Having said this, that does not prove anything, in either direction. It's possible that these guy's account is 100% accurate, and the store manager is just a horrible racist who immediately asks black people to leave the store without even waiting more than 2 minutes. It's... possible.
But if that was the case, this would have literally happened a dozen or more times, every single day she worked a shift. Where are all the people popping up and talking to the media about how they got similar treatment from the same store manager at the same store? I guess my issue with this is the massive amount of coverage of what happened after the cops showed up, and tons of speculation about what lead up to this, what kind of bias caused it, and tons of claims that "if a white person had done X, Y, or Z" this wouldn't have happened, but no actual facts to back any of that up.
One of them asked to use the restroom at that point and was refused because they had been sitting there for so long not buying anything.
Seriously? Who does this? You're clearly making stuff up.
As I said in my earlier post, finding hard facts on what occurred prior to the cops showing up is pretty much impossible, but I've run across several references suggesting that the two men were there for 2 hours waiting for their friend to show up. I don't know if this is just folks guessing, or estimating, or what, but that's the only reference I've gotten that suggests any sort of timeline to this. Obviously, since yesterday's interview, there's tons of reporting repeating their claim
that it was only two minutes, but that's all based on their side of the story. We have yet to hear the store manager's side (and sadly, likely never will since I'd assume she's too afraid to speak publicly at this point, which said a lot about the mob rule mentality of events like this).

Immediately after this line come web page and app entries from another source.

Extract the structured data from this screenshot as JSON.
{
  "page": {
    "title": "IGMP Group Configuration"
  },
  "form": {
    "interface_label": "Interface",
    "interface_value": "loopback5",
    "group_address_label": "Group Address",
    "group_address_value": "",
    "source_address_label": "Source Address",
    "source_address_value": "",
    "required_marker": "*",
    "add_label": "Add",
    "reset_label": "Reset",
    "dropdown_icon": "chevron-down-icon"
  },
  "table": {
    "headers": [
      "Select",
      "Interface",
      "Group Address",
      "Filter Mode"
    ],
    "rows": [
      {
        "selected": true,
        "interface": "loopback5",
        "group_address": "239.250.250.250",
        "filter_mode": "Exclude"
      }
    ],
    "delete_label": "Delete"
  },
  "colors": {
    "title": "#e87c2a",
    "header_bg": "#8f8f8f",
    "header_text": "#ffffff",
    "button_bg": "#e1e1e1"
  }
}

Again, I'm basing this more on common sense and my own long experience both working in retail establishments, and being a customer of them. In about 8 years of working at an open to the public retail outlet, I've never once seen the cops called on a customer unless the customer was being rude, violent, or offensive to the staff and/or other customers. And it never occurs in anything remotely like 2 minutes time. The last thing the employees want is to have to call the cops on someone. I suppose it's possible that she as just having a really bad day and they happened to trigger her somehow, but to suggest that their own actions had nothing at all to do with the outcome is laughable. Even after the cops showed up, they were given the opportunity to simply walk out of the store. They refused. So yeah, there was more to it than what they are claiming.
I haven't had a chance to watch the full interview, but from the bits and quotes I've read, there's a bit of BS going on. The one guy claiming he didn't know what was going on or think it was serious until he was in cuffs? Um... That's directly contradicted by multiple other sources, stating they were repeatedly asked to leave, told what would happen if they did, and at least a few stating that they responded to the police with curses and yelling. So no, I'm having a bit of trouble accepting their side of the story as total truth.
Assuming that someone must have done something wrong if they got arrested is bad logic. But so is assuming they must have done nothing wrong. Again, we can't know for sure what happened in between them walking into the store and them being taken out in handcuffs, but given the fact that literally millions of people walk into a Starbucks store every single day (over 4 million in the US alone, if my quick math is accurate), and pretty close to zero of them get taken out in handcuffs, and presumably a decent percentage of them are black, simply being black themselves could not have been the whole reason. And, assumptions of racial bias and loud protesting aside, might not have been even part of the reason.
I've seen lots of folks who are dressed poorly. Drunks. Loud mouths. You name it. You really do have to do something beyond the norm to get the cops called on you, and then have to continue to do so after they arrive to get taken away in handcuffs. So yeah, I'm going with "there's more to this than we're hearing".